- For multi-tier applications: Load balancing for internet-facing multi-tier applications where the backend tiers are not internet-facing. The backend tiers require traffic load-balancing from the internet-facing tier (see the next figure).
- For line-of-business applications: Load balancing for line-of-business applications that are hosted in Azure without additional load balancer hardware or software. This scenario includes on-premises servers that are in the set of computers whose traffic is load-balanced.
Figure: Load balancing multi-tier applications by using both public and internal load balancers
Standard Load Balancer usage is charged based on the number of configured load-balancing rules and the amount of processed inbound and outbound data. For Standard Load Balancer pricing information, go to the Load Balancer pricing page.
Basic Load Balancer is offered at no charge.
For information about the Standard Load Balancer SLA, go to the Load Balancer SLA page.
- Load Balancer is a TCP or UDP product for load balancing and port forwarding for these specific IP protocols. Load balancing rules and inbound NAT rules are supported for TCP and UDP and not supported for other IP protocols including ICMP. Load Balancer does not terminate, respond, or otherwise interact with the payload of a UDP or TCP flow. It is not a proxy. Successful validation of connectivity to a frontend must take place in-band with the same protocol used in a load balancing or inbound NAT rule (TCP or UDP) and at least one of your virtual machines must generate a response for a client to see a response from a frontend. Not receiving an in-band response from the Load Balancer frontend indicates no virtual machines were able to respond. It is not possible to interact with a Load Balancer frontend without a virtual machine able to respond. This also applies to outbound connections where port masquerade SNAT is only supported for TCP and UDP; any other IP protocols including ICMP will also fail. Assign an instance-level Public IP address to mitigate.

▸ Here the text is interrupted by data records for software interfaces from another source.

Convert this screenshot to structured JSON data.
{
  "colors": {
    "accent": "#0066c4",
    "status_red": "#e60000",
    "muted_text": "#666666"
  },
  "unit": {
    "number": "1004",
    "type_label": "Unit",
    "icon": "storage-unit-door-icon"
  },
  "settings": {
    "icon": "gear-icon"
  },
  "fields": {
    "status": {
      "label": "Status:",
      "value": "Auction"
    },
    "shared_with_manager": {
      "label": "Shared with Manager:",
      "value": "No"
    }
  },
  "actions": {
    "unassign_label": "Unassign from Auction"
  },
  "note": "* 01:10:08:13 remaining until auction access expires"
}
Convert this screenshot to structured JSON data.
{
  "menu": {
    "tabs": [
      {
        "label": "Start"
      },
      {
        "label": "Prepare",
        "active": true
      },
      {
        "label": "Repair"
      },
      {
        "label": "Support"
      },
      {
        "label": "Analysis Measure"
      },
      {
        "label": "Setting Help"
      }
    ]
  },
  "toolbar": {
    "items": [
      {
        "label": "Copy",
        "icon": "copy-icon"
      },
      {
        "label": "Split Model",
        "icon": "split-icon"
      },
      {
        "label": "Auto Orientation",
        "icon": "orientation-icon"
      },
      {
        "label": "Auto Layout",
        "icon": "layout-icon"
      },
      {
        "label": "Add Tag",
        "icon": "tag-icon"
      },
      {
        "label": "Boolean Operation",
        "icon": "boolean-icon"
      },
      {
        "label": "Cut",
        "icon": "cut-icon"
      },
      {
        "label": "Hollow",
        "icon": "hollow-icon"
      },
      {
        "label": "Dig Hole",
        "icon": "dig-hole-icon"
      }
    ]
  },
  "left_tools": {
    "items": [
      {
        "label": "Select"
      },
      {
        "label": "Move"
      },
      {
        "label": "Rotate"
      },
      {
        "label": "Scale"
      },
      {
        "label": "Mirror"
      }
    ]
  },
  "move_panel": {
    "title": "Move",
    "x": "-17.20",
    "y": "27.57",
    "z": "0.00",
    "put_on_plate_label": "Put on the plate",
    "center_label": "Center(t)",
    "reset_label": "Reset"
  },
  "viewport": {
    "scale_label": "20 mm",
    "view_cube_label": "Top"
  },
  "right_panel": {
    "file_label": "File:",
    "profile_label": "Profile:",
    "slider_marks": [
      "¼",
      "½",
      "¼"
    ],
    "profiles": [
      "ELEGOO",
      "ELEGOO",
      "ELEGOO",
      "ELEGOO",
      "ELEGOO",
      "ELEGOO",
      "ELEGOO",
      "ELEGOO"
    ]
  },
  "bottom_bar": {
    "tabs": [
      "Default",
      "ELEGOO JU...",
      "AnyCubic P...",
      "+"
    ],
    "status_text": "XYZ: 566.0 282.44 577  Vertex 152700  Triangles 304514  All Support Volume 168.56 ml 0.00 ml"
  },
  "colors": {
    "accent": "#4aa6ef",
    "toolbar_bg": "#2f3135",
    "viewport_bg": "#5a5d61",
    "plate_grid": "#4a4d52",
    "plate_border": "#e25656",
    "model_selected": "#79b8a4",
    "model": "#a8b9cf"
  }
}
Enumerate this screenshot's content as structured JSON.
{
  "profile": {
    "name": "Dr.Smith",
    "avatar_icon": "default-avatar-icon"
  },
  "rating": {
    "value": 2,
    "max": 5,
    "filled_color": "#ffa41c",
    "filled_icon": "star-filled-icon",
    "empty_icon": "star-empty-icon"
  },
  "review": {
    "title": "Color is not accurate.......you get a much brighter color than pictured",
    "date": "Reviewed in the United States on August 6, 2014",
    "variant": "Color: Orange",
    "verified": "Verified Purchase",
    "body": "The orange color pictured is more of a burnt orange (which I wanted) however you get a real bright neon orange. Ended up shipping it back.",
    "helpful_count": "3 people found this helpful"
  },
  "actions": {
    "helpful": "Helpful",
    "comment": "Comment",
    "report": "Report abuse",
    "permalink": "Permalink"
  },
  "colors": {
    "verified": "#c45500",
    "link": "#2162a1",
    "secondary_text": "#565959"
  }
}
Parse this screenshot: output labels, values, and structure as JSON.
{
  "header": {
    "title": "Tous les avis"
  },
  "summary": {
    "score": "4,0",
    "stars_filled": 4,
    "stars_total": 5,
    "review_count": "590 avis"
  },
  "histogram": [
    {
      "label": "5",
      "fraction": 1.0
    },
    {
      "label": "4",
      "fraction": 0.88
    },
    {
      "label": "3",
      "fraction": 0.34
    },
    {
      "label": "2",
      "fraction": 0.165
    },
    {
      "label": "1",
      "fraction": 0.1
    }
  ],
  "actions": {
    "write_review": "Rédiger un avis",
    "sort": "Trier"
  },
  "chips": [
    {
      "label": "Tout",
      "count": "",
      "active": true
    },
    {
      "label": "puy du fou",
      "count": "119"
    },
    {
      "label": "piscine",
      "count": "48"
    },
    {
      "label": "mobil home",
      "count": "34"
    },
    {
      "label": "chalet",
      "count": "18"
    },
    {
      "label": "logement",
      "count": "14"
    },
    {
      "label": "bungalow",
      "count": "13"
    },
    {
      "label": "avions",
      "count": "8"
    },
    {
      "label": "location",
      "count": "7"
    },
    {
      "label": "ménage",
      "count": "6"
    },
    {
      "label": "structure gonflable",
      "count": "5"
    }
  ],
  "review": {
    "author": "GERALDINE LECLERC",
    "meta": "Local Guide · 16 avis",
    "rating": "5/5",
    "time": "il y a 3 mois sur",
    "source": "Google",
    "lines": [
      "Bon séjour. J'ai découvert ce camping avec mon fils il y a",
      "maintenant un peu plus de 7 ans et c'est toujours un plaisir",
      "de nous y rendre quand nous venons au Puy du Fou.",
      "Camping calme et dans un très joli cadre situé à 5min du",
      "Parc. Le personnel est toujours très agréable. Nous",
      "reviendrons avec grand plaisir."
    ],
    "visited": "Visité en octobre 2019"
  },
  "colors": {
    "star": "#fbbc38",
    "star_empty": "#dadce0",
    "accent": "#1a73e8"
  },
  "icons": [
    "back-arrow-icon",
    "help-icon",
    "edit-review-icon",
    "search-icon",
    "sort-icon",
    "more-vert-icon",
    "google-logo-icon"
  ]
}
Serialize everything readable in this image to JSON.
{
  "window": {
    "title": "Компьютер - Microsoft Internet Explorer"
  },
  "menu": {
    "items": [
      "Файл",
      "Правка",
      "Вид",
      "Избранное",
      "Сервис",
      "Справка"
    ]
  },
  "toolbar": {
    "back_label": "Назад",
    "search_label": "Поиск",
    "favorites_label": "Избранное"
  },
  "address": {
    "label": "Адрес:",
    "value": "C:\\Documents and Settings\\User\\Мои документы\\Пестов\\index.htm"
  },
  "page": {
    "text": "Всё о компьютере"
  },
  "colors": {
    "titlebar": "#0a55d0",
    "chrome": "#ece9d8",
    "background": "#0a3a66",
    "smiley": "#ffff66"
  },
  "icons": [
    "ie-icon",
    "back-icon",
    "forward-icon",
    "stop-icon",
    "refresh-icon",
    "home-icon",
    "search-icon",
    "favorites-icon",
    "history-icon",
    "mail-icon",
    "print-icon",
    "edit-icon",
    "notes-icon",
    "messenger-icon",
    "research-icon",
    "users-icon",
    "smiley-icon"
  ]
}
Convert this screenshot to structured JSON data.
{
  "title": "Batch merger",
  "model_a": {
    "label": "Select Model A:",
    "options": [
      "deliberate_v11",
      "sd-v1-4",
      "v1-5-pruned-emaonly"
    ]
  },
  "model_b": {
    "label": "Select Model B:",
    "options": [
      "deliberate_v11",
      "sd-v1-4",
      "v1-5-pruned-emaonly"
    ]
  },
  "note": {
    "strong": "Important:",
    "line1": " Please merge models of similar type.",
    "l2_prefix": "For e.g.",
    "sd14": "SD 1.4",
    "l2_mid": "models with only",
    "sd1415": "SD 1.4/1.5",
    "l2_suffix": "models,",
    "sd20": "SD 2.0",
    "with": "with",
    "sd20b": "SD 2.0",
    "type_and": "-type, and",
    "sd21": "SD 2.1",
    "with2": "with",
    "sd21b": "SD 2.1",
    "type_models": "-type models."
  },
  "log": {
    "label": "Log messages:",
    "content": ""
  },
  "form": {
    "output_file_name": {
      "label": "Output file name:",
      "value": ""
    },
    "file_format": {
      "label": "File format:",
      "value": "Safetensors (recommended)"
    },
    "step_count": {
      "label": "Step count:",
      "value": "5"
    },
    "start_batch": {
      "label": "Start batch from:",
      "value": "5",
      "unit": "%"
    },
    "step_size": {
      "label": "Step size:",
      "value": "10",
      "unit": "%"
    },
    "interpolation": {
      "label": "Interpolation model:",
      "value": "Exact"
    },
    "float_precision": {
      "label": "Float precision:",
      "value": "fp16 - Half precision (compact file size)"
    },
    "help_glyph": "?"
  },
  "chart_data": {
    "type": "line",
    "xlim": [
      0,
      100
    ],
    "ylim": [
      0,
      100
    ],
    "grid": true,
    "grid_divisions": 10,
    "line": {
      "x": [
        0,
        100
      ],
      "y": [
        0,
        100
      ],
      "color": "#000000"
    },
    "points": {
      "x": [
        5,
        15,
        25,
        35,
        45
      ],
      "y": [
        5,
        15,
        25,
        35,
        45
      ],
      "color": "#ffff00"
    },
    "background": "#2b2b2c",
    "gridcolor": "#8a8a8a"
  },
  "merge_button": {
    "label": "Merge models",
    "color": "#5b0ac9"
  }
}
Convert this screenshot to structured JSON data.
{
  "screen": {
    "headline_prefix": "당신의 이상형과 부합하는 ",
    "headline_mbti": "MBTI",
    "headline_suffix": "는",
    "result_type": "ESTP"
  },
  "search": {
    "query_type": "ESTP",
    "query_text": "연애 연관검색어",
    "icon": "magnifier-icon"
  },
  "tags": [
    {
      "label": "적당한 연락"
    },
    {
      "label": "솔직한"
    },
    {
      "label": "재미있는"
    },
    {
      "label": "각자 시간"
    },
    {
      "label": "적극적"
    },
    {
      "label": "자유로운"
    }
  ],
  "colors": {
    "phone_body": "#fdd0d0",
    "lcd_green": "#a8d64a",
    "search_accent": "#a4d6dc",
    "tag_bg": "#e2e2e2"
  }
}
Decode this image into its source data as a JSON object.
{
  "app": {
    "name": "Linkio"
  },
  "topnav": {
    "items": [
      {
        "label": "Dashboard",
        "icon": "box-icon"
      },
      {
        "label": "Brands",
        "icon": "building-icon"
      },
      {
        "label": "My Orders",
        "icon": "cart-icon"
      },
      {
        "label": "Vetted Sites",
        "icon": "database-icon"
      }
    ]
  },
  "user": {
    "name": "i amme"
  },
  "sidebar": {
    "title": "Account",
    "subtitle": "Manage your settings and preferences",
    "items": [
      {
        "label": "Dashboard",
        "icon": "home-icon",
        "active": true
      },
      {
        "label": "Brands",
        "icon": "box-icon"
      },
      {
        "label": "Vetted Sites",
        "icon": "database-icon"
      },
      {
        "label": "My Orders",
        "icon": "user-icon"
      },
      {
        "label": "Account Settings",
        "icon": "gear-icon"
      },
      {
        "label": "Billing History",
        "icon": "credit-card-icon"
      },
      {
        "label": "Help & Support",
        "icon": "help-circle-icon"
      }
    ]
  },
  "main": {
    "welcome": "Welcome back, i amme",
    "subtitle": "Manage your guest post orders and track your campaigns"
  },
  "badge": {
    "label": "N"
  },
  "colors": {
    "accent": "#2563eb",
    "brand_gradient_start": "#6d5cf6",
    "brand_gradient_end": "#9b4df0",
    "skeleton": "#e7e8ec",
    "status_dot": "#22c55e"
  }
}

- Unlike public Load Balancers which provide outbound connections when transitioning from private IP addresses inside the virtual network to public IP addresses, internal Load Balancers do not translate outbound originated connections to the frontend of an internal Load Balancer as both are in private IP address space. This avoids potential for SNAT exhaustion inside unique internal IP address space where translation is not required. The side effect is that if an outbound flow from a VM in the backend pool attempts a flow to frontend of the internal Load Balancer in which pool it resides and is mapped back to itself, both legs of the flow don't match and the flow will fail. If the flow did not map back to the same VM in the backend pool which created the flow to the frontend, the flow will succeed. When the flow maps back to itself the outbound flow appears to originate from the VM to the frontend and the corresponding inbound flow appears to originate from the VM to itself. From the guest OS's point of view, the inbound and outbound parts of the same flow don't match inside the virtual machine. The TCP stack will not recognize these halves of the same flow as being part of the same flow as the source and destination don't match. When the flow maps to to any other VM in the backend pool, the halves of the flow will match and the VM can successfully respond to the flow. The symptom for this scenario is intermittent connection timeouts. There are several common workarounds for reliably achieving this scenario (originating flows from a backend pool to the backend pools respective internal Load Balancer frontend) which include either insertion of a third party proxy behind the internal Load Balancer or using DSR style rules. While you could use a public Load Balancer to mitigate, the resulting scenario is prone to SNAT exhaustion and should be avoided unless carefully managed.
You now have an overview of Azure Load Balancer. To get started with using a load balancer, create one, create VMs with a custom IIS extension installed, and load-balance the web app between the VMs. To learn how, see the Create a Basic Load Balancer quickstart.